*Data extracted from a collection*
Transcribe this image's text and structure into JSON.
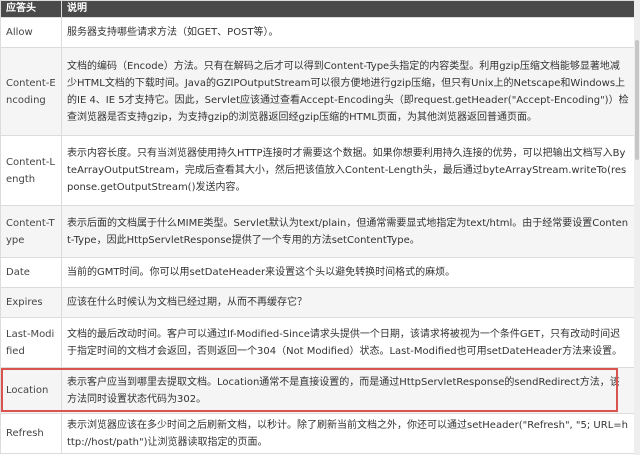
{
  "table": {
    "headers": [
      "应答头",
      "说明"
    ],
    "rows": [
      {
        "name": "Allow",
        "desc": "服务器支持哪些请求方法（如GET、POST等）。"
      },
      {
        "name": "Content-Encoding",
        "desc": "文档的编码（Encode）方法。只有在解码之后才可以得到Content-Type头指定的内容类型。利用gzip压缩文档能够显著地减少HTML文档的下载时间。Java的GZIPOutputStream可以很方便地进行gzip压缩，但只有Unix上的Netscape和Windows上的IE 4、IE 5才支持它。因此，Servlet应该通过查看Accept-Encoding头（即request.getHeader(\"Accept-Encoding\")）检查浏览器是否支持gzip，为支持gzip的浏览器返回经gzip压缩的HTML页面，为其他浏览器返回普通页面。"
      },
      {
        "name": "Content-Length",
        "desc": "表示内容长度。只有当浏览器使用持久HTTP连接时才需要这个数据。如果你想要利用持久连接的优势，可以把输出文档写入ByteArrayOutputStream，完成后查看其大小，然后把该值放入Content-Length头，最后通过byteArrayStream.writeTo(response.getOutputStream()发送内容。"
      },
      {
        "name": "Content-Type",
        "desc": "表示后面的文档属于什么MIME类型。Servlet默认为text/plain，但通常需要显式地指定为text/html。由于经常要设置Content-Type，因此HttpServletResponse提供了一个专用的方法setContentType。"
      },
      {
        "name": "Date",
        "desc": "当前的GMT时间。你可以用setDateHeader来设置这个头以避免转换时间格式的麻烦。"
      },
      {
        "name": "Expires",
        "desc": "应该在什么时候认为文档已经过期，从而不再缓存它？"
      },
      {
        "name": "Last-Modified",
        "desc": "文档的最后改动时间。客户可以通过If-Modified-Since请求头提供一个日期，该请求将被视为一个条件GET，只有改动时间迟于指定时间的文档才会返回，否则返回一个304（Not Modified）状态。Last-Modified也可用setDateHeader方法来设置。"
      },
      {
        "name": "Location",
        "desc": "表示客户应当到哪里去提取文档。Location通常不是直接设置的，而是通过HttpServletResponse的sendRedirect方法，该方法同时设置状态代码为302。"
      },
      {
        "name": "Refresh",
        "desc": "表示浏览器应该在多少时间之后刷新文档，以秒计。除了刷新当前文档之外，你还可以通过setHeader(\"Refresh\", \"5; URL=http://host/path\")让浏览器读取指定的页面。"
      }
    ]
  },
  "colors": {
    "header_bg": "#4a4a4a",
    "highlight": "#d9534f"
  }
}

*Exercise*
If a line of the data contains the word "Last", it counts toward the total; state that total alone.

*Task solution*
2